“At least [Instruction Manuals] do not insert… five copies of the Schiller’s Ode to Joy, or a gargled version of a set of instructions for how to saddle a horse. Nor do they generally include five copies of a complete set of instructions for how to build a machine that would copy out just that set of instructions. Nor do they break the actual instructions you seek into twenty-seven different paragraphs interspersed with long pages of irrelevant junk, so that even finding the right set of instructions is a massive task. Yet, that is a description of the human Retinoblastoma gene, and as far as we know, it is typical of human genes: 27 brief paragraphs of sense, interrupted by 26 long pages of something else”(Matt Ridley, in Genome).
This is because our genome is a document which wrote itself, rather being Authored, Designed, or Created. And (to extend the absurd analogy) rather than the whole document having its own interest at heart, individual paragraphs are clamouring and competing for selfish verbosity.
Some genes increase themselves in the greater gene-pool by genuinely improving their hosts’ chances of staying alive and reproducing, such as genes which code for language or blood-clotting. Other’s do it by hijacking our DNA-replication machinery.
The point is that the focus of evolution is not at the species-level, nor even at the individual-level, but at the level of the gene. Just like it is wrong to say that natural selection promotes traits which benefit the species (consider 2-tonne male Elephant Seals pulverizing young pups – even their own – in their frantic race to rape females), so too does natural selection sometimes promote genes which are bad for the individuals who harbour them (but are good at getting the gene’s replicated more, so all the better).
How to think of this gene-level view of evolution and natural selection?
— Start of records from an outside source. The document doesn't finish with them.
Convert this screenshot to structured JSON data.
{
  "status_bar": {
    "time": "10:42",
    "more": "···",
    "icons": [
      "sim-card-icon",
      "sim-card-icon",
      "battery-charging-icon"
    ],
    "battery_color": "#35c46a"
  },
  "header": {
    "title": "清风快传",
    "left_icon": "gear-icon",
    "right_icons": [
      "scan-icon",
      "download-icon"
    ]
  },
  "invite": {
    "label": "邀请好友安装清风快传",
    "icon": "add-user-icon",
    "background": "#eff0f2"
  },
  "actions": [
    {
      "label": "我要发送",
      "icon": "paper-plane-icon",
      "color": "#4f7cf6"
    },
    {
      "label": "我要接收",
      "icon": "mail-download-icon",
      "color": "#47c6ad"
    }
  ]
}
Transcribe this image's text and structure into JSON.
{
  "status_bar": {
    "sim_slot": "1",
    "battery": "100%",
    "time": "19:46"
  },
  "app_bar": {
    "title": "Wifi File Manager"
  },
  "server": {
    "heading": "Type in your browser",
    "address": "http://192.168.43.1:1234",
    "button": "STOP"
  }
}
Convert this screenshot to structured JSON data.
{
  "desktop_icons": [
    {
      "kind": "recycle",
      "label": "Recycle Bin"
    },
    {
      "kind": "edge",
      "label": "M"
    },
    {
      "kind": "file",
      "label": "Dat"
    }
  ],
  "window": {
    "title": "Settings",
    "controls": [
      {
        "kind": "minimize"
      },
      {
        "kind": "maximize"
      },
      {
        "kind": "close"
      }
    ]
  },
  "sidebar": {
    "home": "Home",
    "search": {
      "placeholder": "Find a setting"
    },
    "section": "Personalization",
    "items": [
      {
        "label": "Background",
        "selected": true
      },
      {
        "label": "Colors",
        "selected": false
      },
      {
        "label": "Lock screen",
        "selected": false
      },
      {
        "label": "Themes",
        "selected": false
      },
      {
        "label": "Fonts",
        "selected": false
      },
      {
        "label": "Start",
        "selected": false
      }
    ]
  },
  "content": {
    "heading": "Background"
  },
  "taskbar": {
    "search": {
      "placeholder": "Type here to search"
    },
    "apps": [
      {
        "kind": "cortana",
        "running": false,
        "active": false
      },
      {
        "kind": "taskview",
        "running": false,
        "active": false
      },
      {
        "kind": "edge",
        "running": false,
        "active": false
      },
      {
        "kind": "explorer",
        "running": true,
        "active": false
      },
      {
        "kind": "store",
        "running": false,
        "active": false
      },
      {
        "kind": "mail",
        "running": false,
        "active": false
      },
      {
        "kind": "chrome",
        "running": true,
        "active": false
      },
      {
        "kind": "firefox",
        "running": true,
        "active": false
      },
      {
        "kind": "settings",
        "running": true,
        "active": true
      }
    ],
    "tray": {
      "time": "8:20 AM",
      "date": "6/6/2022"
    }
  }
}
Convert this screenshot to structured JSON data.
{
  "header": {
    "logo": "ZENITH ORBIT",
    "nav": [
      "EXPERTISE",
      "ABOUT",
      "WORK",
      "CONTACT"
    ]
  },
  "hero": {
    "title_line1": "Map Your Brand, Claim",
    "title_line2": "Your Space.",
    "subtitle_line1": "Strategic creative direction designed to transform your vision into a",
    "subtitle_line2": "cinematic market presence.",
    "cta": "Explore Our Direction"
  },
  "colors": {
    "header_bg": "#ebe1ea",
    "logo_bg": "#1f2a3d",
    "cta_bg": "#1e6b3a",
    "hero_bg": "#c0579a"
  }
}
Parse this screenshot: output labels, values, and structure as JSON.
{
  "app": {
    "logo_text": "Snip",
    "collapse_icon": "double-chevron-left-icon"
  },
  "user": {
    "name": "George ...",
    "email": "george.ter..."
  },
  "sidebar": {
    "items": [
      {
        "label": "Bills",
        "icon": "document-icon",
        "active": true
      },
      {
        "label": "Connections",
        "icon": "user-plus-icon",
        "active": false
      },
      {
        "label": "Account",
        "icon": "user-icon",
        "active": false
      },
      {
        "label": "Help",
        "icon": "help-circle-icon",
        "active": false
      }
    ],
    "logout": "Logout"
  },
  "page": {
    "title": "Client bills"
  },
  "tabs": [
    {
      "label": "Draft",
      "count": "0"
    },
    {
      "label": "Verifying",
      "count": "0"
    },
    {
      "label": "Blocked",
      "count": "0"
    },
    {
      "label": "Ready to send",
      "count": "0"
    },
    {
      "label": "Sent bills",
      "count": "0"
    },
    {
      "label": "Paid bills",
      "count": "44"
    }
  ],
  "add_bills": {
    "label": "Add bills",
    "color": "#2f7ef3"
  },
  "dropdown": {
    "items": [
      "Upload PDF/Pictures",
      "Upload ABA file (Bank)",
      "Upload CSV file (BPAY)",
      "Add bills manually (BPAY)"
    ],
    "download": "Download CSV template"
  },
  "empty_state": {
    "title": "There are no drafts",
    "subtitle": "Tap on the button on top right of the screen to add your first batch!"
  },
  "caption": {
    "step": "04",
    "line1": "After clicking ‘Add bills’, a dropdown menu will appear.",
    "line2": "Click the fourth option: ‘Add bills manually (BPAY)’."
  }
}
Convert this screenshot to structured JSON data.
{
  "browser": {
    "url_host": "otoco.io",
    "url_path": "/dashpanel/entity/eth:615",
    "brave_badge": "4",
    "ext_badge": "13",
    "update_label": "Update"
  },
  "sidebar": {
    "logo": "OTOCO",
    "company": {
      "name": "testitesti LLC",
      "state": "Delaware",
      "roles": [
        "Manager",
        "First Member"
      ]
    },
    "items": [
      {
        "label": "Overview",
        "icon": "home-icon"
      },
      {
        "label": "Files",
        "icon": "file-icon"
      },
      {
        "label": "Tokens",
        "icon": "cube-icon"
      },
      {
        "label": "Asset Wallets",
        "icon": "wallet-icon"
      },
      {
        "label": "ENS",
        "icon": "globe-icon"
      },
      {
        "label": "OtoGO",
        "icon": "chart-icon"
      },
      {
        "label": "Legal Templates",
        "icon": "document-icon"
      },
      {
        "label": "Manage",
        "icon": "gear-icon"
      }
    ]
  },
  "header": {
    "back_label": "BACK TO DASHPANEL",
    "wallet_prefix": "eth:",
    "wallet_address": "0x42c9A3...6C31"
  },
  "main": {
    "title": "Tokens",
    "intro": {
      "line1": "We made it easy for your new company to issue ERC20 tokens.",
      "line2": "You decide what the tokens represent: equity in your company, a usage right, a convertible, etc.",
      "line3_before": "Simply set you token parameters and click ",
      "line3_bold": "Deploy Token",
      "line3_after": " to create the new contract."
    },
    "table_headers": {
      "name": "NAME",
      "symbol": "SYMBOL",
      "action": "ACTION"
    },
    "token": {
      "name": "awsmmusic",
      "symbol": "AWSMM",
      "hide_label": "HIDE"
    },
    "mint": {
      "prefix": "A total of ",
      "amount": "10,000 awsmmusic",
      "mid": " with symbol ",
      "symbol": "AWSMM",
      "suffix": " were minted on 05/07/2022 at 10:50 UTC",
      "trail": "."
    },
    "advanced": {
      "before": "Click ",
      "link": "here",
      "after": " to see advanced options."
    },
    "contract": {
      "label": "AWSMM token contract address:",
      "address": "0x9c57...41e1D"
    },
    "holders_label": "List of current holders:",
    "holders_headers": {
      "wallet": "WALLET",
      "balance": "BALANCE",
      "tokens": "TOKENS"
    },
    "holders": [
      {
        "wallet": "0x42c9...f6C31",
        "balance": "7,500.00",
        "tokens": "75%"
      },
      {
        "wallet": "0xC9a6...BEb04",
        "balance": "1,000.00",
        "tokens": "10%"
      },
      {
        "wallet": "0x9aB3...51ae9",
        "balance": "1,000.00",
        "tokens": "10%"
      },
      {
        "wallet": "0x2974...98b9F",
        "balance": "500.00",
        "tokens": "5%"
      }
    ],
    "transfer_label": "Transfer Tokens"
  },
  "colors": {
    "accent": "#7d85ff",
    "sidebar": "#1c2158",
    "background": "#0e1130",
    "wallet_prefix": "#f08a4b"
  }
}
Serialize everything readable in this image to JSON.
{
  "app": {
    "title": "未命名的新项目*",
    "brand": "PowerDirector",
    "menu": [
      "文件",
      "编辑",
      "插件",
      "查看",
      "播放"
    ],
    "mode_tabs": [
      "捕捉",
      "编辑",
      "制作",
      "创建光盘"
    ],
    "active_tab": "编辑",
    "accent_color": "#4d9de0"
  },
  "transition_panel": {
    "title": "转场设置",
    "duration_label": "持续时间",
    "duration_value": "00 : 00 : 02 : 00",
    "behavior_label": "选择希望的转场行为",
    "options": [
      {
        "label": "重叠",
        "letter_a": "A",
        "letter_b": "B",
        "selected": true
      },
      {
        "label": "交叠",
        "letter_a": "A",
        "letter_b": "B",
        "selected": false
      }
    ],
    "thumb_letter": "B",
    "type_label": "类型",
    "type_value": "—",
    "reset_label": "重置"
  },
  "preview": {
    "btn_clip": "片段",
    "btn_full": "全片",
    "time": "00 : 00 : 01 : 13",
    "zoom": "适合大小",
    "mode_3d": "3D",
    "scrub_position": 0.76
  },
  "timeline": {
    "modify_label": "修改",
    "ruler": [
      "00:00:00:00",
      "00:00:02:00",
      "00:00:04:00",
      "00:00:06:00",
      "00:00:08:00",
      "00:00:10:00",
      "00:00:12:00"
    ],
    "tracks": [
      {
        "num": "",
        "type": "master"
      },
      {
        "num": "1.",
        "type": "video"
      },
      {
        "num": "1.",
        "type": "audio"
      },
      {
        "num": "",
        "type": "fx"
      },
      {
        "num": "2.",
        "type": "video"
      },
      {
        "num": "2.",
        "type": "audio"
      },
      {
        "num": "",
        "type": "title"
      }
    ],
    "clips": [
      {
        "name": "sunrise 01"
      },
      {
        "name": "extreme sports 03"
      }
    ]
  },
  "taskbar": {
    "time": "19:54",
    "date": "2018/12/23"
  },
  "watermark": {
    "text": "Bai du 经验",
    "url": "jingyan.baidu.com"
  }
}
One way is to build family trees for each individual gene. As an organism, you have a unique family tree which branches backwards in time with 2 parents, 4 grandparents, 8 great-grand-parents, 16 great great-grand-parents, and so on, all of which, more or less, contributed a corresponding proportion of their genome to you. However, each individual gene has a different story: each copy came from only 1 parent, 1 grand-parent, 1-great-grand-parent, and so on ad infinitum. This difference between genetic lineage and ancestry is key to understanding evolution. For example, we may have genes whose origins do not show up at all in the parental ancestry, such as from viruses. Likewise, we may have ancestors who contribute next to nothing of our genome, but nonetheless mated with one of our great-, great-, great- … grand-mothers. For example, African Homo sapiens likely interbred with European Neanderthals passing on hybrid-children, but the children with proportionally more H. sapiens genes were favoured by natural selection, until the exo-species genes were culled away. (This is one way to reconcile the seemingly contradictory evidence for an “Out-of-Africa” hypothesis that all homo sapiens are descended from Africa, and the Multi-Regional hypothesis, that Homo sapiens evolved from different Homo erectus variants already in different parts of the globe. Nearly all of our genes have a family-tree that traces them back to the march of H. sapiens spreading out of Africa. But, some people have features which seem to come from Neanderthals, such as the mysterious bridged-form of the mandibular nerve canal, present in 6% of Europeans today, but no where else. Very little else of the neanderthals’ genes survived.)
In future blogs, I’ll discuss how this flawed genome with its various competing genes can explain many mysteries of the human experience.
See Genome by Matt Ridley.